It had two beers marked for export in particular, an oyster stout and honey ale. These are included in its 1950s-era ad above. Both beers are mentioned in Toronto press stories describing the replica pub at the 1949 fair, the Rose and Crown Inn.

On May 25, 1949 the Globe and Mail reported the pub was part of a 15-ton, 80-foot long exhibit built in England, shipped over for the fair. It comprised a Manx cottage with cauldron and spinning wheel, picturesque English scenes, and depiction of Windsor castle. At the pub one could play darts and shove ha-penny.

Other than noting oyster stout and honey ale were “out of the ordinary” the Globe journalist perceived nothing unusual in the beer types. Probably they were more bemused than anything else.

A New Zealand oyster concentrate was used for the stout, as mentioned by Brian Glover. The odd-sounding ingredient was noted in the Globe story as well, making for a strange brew in those pre-craft times, in Canada certainly but Britain too. All was taken in stride, evidently as well by Toronto fairgoers.

On June 10, 1949 the Globe reported beer ran out at the Rose and Crown. Hope & Anchor had to fly in more! (Czech beer was a hit too at another beer outlet onsite, according to the report).

The same paper (June 6, 1949) mused on fairgoers’ avidity to visit the Rose & Crown. It quoted a harried staffer:

Four out of every five people have wanted to know where that pub is. It is about the only thing we have to know.

Stout and porter had withered in Canada, but the oyster stout was lapped up, as was rich Bohemian lager, even as Canadian breweries were making their beers lighter.

Hope & Anchor marketed its oyster stout across North America in the 1950s. Brian Glover states it was even a cult item in California, c.1952. This is interesting, as to a considerable extent modern craft brewing has its origins in the state, some 20 years later.

As archived here, a 1954 Times-Union (Albany, New York) ad touted about 30 imported beers. Manx oyster stout and honey (or mead) ale from Hope & Anchor were included.

The ad demonstrates pre-craft North American interest in a variety of imported beer. That history is part of craft evolution as well, as craft brewers would later routinely brew styles reflected in the ad, and then some.



On May 25, 1949 the Globe reported the Rose and Crown was such a success Hope & Anchor was mulling setting up an affiliate here. It planned to use Canadian oysters to make oyster stout, and our honey to make honey ale.

The plan made perfect sense but was ahead of its time, and never implemented. Once again, similar efforts by small independent brewers a generation later were acclaimed by an emerging craft market.

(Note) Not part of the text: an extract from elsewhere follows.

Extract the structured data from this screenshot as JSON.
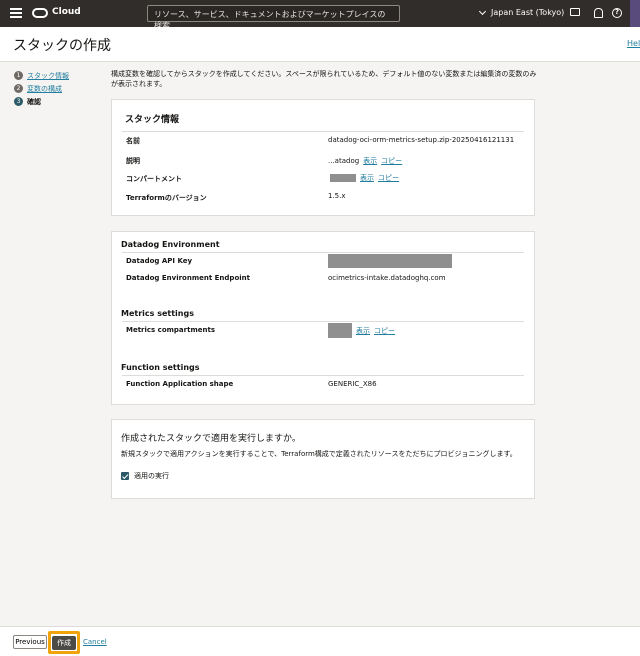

Anyway, in an era of supposed civic rectitude, Toronto in 1949 showed it could party with the best of them. Oyster and honey beer? Bring it on.

A repeat of pre-craft taste occurrred in 1967 when 50,000 bottles of British beer sold out in 10 days at British Week in Canada. 

And still, Canadian beers were getting ever lighter. It seems the big brewers just didn’t get it. Their consolidation and retrenchment only proceeded apace.

What happened to the replica Rose and Crown?

The Globe reported, June 7, 1950, it was still at the fairgrounds, it’s mission ended and seeking a buyer. The brewery hoped a well-heeled Canadian would buy it for their basement bar or “rumpus room”.

Whether that happened or not, who knows. The pub could be lodged in the nether regions of a Rosedale or Forest Hill mansion, for all I know. Or maybe a Muskoka cottage. If so, I hope the current owners know its history.